- **What the task asks**
Every line with the string "Clinic" must be copied from the entries below.

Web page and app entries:
──────────

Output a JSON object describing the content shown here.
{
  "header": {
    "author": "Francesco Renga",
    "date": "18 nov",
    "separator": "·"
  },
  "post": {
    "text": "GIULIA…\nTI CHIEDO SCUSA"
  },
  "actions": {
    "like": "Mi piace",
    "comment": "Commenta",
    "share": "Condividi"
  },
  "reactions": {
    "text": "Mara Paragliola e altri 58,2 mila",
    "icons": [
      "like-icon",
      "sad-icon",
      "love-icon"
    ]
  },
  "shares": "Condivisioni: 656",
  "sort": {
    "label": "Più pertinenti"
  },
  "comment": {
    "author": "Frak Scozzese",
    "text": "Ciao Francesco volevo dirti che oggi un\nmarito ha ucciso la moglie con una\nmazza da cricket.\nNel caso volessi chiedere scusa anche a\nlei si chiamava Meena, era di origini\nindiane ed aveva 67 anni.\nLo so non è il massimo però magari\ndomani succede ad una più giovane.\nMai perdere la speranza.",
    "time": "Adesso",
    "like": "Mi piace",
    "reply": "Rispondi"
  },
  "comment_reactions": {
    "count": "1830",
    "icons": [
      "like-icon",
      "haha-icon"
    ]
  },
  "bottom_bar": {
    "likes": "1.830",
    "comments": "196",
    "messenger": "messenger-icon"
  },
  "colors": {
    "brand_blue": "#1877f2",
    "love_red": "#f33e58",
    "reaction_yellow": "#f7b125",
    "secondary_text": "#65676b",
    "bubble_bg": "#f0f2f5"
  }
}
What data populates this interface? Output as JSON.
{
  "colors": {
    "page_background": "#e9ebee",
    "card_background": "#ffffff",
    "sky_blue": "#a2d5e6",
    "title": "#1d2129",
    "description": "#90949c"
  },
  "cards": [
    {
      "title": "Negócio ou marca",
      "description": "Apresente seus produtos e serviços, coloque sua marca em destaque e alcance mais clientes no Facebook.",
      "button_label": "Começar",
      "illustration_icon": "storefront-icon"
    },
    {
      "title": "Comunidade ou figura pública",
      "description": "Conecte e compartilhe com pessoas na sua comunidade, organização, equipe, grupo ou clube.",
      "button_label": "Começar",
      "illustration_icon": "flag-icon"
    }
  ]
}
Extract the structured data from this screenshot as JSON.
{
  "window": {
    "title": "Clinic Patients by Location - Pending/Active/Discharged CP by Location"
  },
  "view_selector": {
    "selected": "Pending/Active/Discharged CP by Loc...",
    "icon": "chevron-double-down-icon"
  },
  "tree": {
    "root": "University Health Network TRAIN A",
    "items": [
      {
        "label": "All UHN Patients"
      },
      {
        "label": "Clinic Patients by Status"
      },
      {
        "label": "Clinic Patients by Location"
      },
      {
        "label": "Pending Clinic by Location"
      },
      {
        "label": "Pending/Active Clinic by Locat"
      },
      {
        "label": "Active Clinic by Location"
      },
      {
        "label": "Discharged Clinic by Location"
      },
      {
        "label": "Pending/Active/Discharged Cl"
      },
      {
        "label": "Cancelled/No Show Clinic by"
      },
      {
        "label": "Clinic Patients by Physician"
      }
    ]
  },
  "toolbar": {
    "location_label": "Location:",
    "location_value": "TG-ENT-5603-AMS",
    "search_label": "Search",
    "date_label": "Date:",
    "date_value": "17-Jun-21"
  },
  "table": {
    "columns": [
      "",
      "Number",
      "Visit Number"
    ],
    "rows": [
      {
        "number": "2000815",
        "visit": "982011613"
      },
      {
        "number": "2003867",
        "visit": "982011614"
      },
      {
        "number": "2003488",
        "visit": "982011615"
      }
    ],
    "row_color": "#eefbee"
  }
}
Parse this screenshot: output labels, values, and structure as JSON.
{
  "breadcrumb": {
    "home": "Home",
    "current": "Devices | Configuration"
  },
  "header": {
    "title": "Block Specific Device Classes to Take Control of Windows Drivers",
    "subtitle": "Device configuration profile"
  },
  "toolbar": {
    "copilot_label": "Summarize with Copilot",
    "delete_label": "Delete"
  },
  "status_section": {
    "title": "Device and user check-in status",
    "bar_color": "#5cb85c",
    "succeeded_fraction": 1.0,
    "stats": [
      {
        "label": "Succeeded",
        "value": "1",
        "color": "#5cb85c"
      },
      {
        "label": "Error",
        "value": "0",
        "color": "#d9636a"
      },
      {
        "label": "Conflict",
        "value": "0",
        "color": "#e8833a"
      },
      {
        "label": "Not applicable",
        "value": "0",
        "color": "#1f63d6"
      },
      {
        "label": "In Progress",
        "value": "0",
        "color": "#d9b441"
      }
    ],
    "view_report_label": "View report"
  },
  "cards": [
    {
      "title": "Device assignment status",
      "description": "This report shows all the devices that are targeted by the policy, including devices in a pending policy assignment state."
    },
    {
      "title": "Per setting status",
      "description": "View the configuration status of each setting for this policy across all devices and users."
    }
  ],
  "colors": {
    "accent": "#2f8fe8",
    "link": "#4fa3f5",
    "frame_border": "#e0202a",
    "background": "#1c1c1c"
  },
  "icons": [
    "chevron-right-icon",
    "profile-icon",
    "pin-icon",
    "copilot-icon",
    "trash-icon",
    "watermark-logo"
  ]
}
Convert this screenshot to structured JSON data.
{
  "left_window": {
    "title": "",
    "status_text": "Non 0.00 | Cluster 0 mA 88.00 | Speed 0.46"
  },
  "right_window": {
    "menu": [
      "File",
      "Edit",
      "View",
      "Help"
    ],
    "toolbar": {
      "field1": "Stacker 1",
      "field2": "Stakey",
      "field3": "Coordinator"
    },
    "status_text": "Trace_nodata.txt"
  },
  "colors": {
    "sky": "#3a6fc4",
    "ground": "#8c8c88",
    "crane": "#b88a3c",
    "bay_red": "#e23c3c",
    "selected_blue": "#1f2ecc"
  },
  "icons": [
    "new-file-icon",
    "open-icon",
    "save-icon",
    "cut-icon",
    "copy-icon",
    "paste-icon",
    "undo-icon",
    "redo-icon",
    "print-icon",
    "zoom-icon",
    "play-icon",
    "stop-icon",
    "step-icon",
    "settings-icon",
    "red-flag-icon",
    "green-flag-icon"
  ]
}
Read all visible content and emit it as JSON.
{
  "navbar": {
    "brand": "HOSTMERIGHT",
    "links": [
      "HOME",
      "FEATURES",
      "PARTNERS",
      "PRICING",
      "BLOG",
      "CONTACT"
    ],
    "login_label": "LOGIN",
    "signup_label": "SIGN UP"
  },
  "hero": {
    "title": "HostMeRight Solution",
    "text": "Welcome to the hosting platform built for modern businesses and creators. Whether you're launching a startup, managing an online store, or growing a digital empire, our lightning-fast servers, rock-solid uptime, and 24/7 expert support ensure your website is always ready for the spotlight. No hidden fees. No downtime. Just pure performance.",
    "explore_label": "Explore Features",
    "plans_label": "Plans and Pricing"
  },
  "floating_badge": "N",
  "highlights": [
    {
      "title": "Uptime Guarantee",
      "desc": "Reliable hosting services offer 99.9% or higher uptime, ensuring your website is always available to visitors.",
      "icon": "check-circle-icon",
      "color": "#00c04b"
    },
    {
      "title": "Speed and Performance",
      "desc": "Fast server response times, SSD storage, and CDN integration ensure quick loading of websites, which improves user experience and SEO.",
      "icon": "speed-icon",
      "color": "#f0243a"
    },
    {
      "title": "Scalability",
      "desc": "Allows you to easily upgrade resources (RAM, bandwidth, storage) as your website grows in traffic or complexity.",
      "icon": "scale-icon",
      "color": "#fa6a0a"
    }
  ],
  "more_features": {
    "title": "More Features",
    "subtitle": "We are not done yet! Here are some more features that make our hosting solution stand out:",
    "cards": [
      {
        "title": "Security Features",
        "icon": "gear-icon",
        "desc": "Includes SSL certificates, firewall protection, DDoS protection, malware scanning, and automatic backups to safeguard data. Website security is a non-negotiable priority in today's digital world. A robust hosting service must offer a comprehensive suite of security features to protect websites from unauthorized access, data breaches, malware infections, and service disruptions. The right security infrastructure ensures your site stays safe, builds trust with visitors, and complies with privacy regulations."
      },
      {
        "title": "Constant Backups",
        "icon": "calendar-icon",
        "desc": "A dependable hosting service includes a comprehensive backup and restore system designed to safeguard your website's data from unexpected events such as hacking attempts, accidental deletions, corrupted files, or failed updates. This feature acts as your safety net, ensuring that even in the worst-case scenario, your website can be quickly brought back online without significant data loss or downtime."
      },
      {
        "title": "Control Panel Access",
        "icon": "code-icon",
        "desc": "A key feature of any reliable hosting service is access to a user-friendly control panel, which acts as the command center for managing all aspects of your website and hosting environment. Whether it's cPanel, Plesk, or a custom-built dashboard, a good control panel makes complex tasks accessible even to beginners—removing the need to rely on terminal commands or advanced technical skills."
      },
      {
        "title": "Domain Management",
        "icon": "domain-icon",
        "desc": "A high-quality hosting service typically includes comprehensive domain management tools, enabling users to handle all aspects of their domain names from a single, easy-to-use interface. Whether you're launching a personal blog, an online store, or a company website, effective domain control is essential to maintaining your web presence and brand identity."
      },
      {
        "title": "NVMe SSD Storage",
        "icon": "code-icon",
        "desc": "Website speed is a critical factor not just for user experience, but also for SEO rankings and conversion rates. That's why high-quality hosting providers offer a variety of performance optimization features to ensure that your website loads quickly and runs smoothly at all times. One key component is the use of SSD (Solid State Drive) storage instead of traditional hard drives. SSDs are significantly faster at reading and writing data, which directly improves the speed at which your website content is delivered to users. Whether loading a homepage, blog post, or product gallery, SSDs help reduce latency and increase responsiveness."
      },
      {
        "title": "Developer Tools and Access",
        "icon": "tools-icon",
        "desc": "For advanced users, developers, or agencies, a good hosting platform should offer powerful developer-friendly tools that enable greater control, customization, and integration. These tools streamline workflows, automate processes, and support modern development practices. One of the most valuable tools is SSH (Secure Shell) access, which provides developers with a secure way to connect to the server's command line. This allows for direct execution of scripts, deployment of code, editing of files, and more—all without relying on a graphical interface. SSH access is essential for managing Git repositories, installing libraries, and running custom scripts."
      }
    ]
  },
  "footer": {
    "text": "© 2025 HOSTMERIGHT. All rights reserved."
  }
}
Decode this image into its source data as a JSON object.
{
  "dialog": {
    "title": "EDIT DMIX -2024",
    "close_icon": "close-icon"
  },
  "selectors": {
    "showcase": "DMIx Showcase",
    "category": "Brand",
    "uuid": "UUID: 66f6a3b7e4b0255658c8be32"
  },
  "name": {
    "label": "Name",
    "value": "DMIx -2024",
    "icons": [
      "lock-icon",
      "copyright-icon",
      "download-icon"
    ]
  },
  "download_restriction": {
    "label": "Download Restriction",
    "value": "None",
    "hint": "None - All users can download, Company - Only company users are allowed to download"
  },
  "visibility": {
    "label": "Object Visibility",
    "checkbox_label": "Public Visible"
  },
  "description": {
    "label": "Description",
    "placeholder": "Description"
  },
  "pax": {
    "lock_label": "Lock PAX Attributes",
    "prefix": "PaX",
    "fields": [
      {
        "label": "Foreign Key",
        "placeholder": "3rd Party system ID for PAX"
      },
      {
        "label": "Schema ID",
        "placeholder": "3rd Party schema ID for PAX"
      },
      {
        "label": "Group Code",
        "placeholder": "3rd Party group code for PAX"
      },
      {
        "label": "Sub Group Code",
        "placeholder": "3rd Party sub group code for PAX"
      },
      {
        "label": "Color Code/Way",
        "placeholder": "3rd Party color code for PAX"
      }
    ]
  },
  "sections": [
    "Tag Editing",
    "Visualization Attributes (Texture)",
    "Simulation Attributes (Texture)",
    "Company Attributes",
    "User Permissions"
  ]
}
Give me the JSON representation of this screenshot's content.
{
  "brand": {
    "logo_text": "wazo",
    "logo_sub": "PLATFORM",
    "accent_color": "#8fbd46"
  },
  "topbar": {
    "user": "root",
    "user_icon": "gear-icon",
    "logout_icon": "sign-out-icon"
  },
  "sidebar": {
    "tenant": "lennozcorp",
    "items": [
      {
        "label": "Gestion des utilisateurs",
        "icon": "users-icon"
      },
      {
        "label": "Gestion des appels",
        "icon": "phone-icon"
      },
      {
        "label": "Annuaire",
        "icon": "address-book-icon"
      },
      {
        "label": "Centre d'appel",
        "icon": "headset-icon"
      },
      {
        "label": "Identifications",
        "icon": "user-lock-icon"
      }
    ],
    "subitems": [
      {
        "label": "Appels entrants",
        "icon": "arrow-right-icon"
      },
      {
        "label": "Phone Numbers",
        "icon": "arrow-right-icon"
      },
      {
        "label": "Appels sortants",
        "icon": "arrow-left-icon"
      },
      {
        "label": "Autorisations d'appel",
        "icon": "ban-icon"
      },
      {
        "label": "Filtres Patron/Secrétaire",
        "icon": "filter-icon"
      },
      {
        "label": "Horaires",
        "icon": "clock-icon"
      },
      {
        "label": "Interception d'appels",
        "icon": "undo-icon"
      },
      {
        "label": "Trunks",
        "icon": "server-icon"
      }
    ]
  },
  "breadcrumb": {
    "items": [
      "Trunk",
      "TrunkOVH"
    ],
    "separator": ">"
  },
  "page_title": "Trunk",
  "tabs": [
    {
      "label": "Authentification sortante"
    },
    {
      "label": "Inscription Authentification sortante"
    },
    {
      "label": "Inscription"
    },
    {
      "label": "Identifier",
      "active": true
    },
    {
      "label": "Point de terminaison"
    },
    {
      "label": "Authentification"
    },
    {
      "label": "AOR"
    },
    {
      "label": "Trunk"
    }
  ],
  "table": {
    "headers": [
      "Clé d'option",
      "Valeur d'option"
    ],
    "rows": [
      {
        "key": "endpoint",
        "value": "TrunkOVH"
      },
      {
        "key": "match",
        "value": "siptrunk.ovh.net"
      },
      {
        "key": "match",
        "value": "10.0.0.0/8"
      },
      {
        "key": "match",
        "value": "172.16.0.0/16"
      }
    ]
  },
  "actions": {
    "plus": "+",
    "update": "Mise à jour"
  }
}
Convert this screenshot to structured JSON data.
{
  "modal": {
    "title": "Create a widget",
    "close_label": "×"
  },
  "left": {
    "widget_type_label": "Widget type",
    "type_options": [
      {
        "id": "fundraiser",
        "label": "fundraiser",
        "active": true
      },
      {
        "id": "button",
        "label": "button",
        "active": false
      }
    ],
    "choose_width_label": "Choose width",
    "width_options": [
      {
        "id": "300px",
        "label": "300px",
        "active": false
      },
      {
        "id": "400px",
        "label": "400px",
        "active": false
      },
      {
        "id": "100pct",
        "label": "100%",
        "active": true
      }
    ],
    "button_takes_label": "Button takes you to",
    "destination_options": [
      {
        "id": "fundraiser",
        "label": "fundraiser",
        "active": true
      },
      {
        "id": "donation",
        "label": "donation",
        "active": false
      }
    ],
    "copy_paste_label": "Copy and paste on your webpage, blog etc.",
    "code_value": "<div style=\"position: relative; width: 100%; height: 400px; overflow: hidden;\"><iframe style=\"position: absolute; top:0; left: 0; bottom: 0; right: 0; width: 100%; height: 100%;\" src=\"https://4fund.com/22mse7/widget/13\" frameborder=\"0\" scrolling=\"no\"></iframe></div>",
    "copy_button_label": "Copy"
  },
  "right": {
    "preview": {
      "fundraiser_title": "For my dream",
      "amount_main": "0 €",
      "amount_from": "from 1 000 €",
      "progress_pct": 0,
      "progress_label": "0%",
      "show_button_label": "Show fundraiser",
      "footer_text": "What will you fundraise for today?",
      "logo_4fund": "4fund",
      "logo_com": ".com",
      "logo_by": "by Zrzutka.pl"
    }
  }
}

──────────

- **Written reply**
    "title": "Clinic Patients by Location - Pending/Active/Discharged CP by Location"
        "label": "Clinic Patients by Status"
        "label": "Clinic Patients by Location"
        "label": "Pending Clinic by Location"
        "label": "Pending/Active Clinic by Locat"
        "label": "Active Clinic by Location"
        "label": "Discharged Clinic by Location"
        "label": "Cancelled/No Show Clinic by"
        "label": "Clinic Patients by Physician"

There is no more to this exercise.